■ **ACTION ITEM**
Scan the material below for the word "title", then copy every line in which it appears.

■ **DATA PROVIDED**
........
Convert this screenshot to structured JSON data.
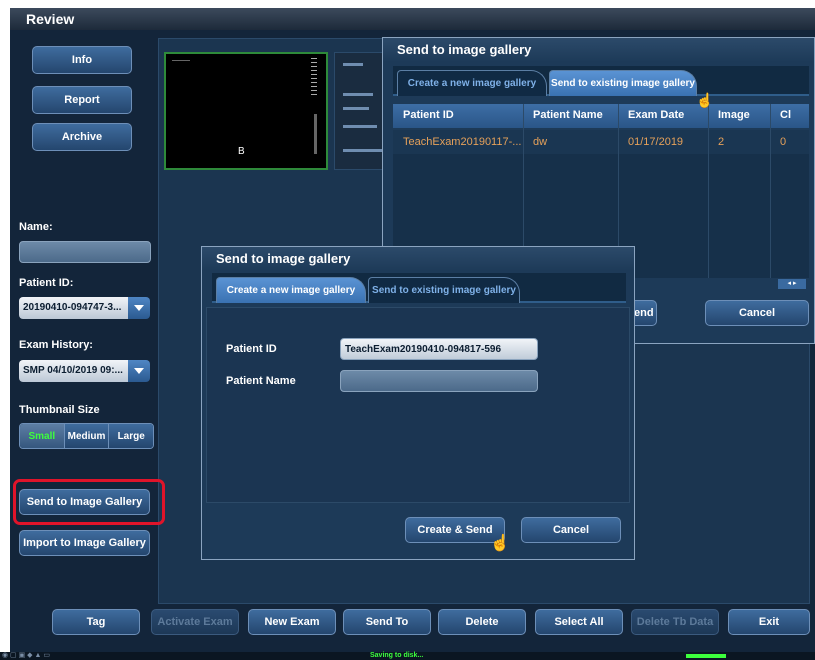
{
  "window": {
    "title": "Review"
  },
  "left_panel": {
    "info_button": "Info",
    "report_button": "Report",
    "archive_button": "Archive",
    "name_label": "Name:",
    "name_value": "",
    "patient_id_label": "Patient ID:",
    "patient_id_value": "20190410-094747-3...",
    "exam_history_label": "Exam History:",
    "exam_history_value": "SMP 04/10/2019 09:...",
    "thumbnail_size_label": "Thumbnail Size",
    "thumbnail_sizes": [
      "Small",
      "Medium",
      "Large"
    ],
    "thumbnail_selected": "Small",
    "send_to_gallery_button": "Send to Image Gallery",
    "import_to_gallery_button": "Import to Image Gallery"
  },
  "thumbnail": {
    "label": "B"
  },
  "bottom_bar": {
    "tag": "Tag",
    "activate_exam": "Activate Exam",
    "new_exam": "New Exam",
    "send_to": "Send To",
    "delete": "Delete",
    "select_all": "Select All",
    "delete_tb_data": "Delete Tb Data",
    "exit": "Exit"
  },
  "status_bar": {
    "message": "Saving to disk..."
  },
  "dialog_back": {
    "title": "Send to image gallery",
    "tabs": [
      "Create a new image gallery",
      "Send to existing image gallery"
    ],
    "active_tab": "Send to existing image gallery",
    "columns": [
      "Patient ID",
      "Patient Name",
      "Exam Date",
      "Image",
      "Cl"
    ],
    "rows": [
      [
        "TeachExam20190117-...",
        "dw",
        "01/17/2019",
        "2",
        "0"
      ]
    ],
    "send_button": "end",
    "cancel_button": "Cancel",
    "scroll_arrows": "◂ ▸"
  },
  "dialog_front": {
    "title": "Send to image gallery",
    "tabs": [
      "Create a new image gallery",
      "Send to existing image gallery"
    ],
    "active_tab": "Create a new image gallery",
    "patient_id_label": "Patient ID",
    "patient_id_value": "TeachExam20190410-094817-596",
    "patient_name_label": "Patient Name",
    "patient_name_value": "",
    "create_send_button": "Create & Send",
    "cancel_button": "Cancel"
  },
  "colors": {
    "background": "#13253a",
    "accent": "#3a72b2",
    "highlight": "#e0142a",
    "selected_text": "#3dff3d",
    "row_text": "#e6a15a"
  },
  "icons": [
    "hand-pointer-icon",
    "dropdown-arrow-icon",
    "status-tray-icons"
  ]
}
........
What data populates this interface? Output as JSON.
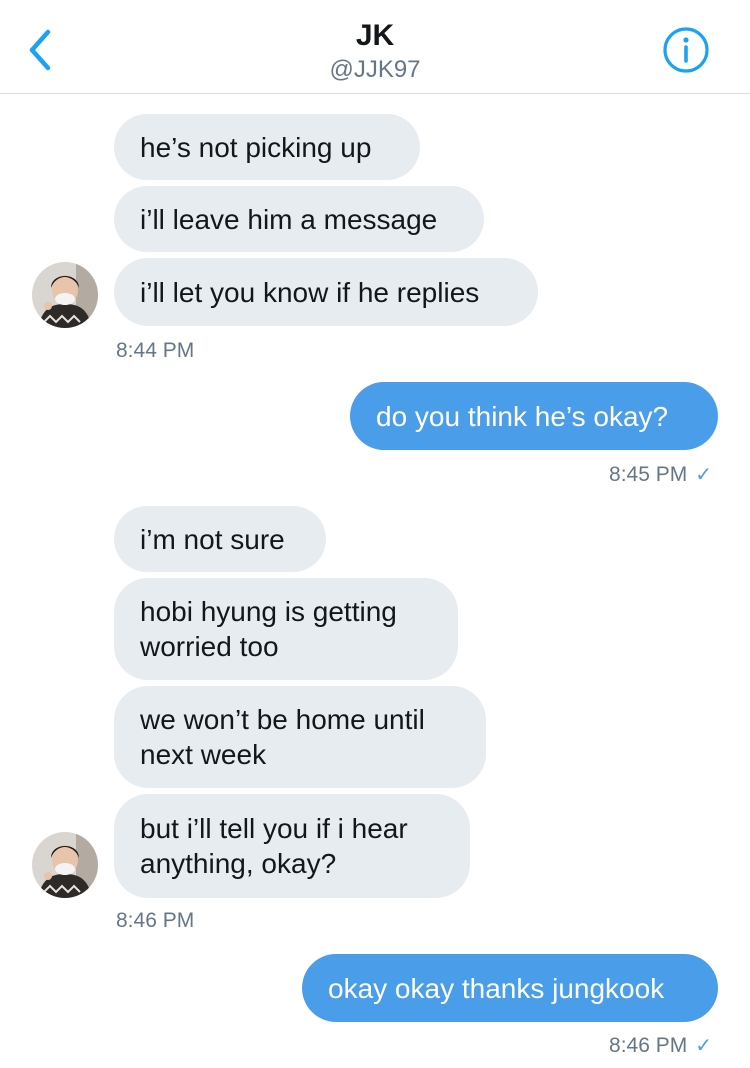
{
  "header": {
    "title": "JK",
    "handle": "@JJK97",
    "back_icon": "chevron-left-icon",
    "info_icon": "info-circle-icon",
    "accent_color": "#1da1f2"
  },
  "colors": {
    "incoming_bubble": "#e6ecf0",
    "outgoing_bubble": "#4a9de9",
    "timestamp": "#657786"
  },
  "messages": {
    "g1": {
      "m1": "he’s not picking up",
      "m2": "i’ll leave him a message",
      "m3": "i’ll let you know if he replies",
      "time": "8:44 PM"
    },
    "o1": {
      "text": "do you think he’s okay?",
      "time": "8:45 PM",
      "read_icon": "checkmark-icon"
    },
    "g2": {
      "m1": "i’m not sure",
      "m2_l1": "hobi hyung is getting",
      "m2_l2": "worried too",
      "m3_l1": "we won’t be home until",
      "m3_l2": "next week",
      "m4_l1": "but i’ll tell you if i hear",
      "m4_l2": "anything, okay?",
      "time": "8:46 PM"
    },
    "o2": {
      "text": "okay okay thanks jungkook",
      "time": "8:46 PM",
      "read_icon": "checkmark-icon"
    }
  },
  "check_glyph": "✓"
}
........
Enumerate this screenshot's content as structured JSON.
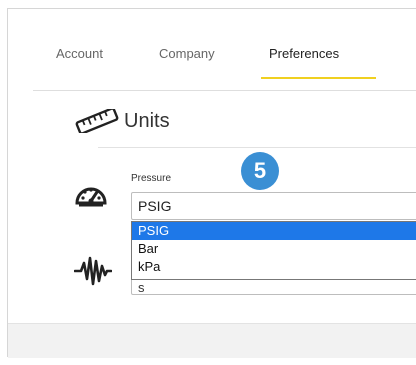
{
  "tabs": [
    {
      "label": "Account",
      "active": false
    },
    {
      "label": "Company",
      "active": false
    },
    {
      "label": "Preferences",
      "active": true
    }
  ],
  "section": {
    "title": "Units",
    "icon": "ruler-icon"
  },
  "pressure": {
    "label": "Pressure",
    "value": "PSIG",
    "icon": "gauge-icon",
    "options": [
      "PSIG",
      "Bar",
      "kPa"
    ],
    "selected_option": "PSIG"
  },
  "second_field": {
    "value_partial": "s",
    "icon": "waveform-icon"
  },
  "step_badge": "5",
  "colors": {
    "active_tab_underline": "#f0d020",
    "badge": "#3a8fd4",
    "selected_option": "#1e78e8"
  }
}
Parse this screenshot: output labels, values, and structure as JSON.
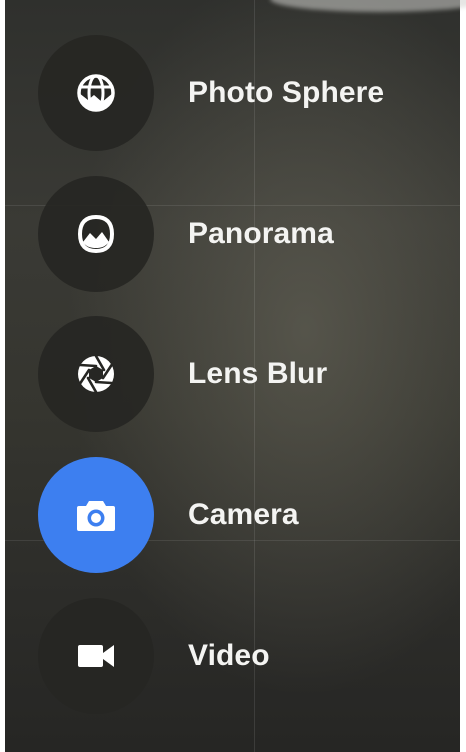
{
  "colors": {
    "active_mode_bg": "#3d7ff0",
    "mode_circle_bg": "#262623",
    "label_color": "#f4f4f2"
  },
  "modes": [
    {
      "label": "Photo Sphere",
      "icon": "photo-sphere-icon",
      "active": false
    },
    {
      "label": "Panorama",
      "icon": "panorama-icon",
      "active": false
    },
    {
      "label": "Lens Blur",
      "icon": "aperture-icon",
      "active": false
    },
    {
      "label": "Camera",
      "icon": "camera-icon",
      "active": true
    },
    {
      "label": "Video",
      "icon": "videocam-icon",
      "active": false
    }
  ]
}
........
■ **ANSWER SPACE**
    "title": "Review"
    "title": "Send to image gallery",
    "title": "Send to image gallery",
    "title": "JK",
    "title": "Units",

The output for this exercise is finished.